Walmart has issued its second profit warning in 10 weeks, signalling a further deterioration in the US retail environment as inflation weighs on the price-sensitive consumers on whom the world’s largest retailer depends.
“The increasing levels of food and fuel inflation are affecting how customers spend,” said Doug McMillon, Walmart’s chief executive. He said the company had made “good progress” clearing inventory in “hardline” or consumer durable categories such as appliances and furniture but was having to increase markdowns on clothing in its US stores.
In a statement made after the close of New York trading on Monday — just three weeks before the company is due to report earnings for the three months to July — Walmart warned its operating income would fall by 13 to 14 per cent in the quarter and 11 to 13 per cent over the full year as it discounts merchandise to clear excess inventory.
In May, at its last earnings announcement, it had flagged that operating income would be “flat to up slightly” in the second quarter and down only 1 per cent for the full year. It had given similar guidance for earnings per share, which it now expects to fall 8 to 9 per cent in the second quarter and 11 to 13 per cent in the full year on an adjusted basis.
Walmart’s warning sent its stock down almost 10 per cent to $118.97 in after-hours trading, cutting about $35bn from its market capitalisation. That prompted a sell-off in shares of rivals including Target, Costco and Home Depot, while those of Amazon fell more than 4 per cent.
In May, Walmart shares suffered their biggest one-day drop since 1987 when it cut guidance for the coming quarters for the first time.
Investors have grown increasingly concerned that retailers will have to discount unsold products as rising prices and a shift in spending from goods to services coincide with stores’ efforts to bring in holiday merchandise early to avoid the supply chain disruptions that bedevilled the sector earlier in the coronavirus pandemic.
“We’re seeing this rotation in spending away from retail and we’re seeing a slowdown in spending as consumers are squeezed by high inflation and rising rates,” said Greg Daco, chief economist at EY-Parthenon. “That squeeze is likely to continue.”
Weakening demand in the face of such pressures may force retailers to offload unsold stock and accept lower margins, added James Knightley, chief international economist at ING. “While not good news for the businesses, it could help the Federal Reserve out as it desperately tries to get inflation heading back towards [its target] of 2 per cent,” he said.
Walmart said that comparable sales in its US stores would be higher than previously expected, up 6 per cent in the second quarter excluding fuel, although this reflected higher spending on food, for which inflation is running in double digits and the company makes lower profit margins.
“This is affecting customers’ ability to spend on general merchandise categories and requiring more markdowns to move through the inventory, particularly apparel,” it warned.
Walmart said it had made progress cutting inventory in the second quarter and was “managing prices” to reflect inflation and higher supply chain costs. McMillon added he was also encouraged by the start of the back-to-school season, but warned the company was expecting more pressure on general merchandise sales in the second half of the year.

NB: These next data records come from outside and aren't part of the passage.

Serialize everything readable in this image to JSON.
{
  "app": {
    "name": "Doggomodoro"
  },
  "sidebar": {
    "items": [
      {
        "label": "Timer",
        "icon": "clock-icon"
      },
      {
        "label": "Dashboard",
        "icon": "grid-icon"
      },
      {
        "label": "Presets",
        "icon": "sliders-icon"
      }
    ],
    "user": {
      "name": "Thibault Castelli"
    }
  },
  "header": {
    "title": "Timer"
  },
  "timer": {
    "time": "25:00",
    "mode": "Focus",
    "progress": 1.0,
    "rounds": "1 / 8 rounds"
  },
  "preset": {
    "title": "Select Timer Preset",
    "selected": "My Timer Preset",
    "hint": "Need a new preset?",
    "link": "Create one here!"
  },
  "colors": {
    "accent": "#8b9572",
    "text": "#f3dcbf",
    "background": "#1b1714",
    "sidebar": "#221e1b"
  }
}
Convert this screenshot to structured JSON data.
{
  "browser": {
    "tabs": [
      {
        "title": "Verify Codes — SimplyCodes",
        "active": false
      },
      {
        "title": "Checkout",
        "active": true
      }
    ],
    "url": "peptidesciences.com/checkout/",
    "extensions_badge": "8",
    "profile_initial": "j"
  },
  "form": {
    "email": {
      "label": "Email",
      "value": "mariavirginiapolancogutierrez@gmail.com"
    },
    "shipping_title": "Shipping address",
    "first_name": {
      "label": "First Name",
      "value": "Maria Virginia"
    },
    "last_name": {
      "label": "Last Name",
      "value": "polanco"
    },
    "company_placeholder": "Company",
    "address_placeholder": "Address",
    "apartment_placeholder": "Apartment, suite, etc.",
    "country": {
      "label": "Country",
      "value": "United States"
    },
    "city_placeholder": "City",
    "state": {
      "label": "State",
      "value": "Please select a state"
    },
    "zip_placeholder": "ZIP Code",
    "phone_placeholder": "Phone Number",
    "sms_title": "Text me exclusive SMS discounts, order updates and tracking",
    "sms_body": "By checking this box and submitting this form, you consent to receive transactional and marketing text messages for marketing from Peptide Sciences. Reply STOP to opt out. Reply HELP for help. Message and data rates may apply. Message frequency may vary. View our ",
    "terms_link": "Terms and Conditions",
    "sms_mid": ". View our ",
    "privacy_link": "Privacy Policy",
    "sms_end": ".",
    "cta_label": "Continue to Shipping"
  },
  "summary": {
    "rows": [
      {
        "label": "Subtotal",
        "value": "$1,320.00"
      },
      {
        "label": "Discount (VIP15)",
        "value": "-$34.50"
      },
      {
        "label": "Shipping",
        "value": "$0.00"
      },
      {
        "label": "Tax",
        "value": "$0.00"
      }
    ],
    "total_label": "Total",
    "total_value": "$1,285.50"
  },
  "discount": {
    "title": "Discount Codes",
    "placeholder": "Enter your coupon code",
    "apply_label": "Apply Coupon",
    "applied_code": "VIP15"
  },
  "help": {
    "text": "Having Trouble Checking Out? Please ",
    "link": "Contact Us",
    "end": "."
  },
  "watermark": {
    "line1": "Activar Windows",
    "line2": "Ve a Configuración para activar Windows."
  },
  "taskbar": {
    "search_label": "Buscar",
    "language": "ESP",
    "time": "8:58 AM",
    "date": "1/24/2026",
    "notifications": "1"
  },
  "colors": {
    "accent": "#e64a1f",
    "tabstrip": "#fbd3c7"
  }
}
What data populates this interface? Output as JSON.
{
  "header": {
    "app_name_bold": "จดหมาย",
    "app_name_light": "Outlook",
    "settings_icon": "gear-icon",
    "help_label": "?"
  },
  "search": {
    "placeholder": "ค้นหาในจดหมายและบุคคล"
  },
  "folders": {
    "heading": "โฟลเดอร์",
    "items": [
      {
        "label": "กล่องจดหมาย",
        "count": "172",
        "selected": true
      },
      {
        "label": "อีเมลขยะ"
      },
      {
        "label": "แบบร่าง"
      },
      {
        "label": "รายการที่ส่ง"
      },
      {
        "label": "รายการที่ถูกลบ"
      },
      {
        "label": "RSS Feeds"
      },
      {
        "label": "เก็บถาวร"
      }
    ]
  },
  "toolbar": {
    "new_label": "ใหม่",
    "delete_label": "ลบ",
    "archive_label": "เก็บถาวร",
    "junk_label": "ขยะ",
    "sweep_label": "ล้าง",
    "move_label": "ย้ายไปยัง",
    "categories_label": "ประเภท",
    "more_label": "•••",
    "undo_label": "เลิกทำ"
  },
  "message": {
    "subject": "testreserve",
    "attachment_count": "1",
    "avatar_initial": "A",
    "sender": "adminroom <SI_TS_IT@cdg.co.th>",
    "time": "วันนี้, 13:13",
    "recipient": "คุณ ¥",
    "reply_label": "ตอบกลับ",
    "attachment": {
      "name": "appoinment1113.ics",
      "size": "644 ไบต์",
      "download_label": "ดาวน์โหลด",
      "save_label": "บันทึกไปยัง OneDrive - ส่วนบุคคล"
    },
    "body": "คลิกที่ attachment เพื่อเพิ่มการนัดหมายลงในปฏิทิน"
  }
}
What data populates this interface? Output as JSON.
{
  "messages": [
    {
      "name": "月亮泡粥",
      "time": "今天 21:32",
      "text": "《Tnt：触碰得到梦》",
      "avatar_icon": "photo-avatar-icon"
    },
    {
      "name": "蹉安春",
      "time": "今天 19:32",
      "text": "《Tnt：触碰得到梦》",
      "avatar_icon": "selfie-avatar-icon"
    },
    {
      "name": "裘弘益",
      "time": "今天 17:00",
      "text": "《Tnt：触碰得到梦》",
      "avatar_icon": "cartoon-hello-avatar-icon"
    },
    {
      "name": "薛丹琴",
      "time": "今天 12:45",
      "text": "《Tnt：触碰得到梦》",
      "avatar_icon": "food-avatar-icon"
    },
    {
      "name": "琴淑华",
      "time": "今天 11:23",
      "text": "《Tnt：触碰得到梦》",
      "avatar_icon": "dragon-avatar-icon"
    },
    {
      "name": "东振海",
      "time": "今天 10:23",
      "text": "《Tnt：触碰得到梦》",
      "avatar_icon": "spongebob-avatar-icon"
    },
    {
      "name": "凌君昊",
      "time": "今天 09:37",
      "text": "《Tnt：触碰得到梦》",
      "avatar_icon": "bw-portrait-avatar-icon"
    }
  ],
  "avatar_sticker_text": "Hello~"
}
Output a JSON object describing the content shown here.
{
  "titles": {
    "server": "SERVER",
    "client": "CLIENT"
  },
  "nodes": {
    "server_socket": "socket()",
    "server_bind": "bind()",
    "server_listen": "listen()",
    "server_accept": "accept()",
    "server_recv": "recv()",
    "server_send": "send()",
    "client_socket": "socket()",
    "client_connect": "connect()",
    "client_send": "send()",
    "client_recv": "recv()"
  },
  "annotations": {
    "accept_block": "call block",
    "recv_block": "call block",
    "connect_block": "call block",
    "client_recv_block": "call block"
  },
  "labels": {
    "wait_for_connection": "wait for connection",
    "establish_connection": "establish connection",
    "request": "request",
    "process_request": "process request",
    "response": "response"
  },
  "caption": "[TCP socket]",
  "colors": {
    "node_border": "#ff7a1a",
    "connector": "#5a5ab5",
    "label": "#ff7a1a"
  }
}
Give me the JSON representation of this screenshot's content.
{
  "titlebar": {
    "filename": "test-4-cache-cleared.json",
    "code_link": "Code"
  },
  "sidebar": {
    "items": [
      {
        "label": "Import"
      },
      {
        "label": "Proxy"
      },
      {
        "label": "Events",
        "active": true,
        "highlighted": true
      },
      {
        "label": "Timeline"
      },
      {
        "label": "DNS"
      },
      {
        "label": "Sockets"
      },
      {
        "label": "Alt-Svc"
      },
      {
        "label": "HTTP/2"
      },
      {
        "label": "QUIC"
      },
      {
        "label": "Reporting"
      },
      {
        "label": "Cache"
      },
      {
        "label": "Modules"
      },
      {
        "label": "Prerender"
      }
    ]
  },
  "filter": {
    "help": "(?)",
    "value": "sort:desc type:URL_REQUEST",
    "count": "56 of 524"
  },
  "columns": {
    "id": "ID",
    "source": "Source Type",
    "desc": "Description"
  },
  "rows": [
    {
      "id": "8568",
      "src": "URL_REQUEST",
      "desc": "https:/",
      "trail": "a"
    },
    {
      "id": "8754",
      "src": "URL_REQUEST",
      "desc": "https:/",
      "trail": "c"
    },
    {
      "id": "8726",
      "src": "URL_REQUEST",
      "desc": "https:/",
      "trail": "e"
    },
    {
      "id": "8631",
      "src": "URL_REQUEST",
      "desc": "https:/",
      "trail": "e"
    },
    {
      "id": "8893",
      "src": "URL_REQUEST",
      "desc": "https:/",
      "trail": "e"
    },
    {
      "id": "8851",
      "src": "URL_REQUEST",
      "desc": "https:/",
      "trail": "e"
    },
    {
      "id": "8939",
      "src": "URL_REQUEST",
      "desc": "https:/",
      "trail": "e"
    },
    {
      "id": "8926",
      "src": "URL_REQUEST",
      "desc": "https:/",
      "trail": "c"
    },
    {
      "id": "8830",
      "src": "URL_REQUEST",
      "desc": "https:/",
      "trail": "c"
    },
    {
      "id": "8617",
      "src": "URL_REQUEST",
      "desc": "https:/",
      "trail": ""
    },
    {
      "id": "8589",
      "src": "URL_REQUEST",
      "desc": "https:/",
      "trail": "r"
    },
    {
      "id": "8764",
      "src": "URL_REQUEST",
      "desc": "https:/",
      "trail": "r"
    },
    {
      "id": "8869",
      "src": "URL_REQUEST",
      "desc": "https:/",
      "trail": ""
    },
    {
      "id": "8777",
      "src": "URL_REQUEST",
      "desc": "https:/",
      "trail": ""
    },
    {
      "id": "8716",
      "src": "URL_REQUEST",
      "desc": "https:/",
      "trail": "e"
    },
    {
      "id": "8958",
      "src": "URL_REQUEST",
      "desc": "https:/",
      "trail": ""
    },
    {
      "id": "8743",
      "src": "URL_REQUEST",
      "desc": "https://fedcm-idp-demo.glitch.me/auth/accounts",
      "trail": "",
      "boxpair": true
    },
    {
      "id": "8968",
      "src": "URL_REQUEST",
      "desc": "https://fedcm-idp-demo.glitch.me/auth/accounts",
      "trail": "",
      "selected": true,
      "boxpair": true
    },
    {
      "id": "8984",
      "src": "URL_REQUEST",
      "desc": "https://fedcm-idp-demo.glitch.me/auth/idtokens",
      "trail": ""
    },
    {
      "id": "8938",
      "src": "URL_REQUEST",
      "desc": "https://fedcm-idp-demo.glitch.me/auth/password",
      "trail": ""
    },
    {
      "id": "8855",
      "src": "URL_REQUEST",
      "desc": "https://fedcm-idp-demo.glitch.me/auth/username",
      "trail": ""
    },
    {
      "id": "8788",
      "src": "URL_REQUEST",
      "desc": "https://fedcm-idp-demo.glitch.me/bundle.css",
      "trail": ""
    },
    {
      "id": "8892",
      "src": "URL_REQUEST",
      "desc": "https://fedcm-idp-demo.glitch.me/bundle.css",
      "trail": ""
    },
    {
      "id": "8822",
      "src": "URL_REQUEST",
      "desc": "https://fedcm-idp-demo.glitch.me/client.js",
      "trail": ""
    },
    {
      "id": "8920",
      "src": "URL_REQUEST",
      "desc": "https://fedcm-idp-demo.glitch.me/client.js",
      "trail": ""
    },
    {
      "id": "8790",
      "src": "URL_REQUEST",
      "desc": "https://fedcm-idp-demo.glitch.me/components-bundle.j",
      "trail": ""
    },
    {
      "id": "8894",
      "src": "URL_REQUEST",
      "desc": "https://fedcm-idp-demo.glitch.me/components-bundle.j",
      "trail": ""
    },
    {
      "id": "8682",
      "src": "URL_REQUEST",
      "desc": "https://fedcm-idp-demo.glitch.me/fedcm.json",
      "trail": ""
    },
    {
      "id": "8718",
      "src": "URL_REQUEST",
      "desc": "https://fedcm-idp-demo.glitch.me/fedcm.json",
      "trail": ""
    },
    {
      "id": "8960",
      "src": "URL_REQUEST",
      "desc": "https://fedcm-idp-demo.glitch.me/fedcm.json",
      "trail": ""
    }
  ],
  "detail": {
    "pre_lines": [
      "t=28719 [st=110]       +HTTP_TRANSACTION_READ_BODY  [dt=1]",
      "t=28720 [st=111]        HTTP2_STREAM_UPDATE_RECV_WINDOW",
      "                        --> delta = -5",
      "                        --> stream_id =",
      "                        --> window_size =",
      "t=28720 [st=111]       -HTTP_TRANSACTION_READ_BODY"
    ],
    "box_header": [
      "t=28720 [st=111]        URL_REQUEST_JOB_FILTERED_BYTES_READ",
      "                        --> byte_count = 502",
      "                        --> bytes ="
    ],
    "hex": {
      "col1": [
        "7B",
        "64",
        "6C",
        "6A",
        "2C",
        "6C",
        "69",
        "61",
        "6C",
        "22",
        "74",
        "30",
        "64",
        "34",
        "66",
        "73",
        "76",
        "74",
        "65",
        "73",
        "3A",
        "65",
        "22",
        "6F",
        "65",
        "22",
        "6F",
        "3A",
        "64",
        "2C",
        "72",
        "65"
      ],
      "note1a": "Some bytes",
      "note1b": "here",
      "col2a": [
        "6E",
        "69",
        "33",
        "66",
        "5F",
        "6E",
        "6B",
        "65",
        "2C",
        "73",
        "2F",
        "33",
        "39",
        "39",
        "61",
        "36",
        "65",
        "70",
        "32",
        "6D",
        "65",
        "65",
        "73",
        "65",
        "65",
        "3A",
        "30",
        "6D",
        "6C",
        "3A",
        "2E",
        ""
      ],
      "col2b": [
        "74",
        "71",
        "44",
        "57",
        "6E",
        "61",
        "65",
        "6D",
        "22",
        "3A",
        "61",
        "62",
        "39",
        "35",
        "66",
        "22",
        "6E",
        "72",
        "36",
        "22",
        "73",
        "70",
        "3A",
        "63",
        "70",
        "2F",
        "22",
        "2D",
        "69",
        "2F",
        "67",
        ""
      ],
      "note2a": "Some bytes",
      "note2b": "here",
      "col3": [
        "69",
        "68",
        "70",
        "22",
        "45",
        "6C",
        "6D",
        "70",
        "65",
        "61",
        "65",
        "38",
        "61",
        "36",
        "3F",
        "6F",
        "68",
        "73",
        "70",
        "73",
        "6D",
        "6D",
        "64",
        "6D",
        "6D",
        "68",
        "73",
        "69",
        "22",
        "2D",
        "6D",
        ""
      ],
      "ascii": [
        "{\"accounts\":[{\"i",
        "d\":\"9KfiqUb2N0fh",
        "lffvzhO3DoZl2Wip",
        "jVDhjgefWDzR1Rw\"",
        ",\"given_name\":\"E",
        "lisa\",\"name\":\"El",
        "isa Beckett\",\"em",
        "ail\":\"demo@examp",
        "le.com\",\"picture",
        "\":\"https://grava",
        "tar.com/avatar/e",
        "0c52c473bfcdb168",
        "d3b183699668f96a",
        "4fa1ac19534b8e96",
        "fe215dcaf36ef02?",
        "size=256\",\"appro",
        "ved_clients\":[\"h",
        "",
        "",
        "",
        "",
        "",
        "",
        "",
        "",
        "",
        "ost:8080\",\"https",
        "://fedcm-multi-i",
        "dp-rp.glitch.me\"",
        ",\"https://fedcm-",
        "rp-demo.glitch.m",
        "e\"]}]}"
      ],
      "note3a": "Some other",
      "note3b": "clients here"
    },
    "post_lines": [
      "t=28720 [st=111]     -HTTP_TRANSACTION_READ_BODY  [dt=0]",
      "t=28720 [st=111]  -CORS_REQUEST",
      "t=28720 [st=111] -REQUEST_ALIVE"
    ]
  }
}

As with other US multinationals, Walmart is suffering from the strength of the dollar, which led to a “headwind” of about $1bn on its second-quarter sales. Based on current exchange rates, it expects a currency hit of $1.8bn in the second half of the year.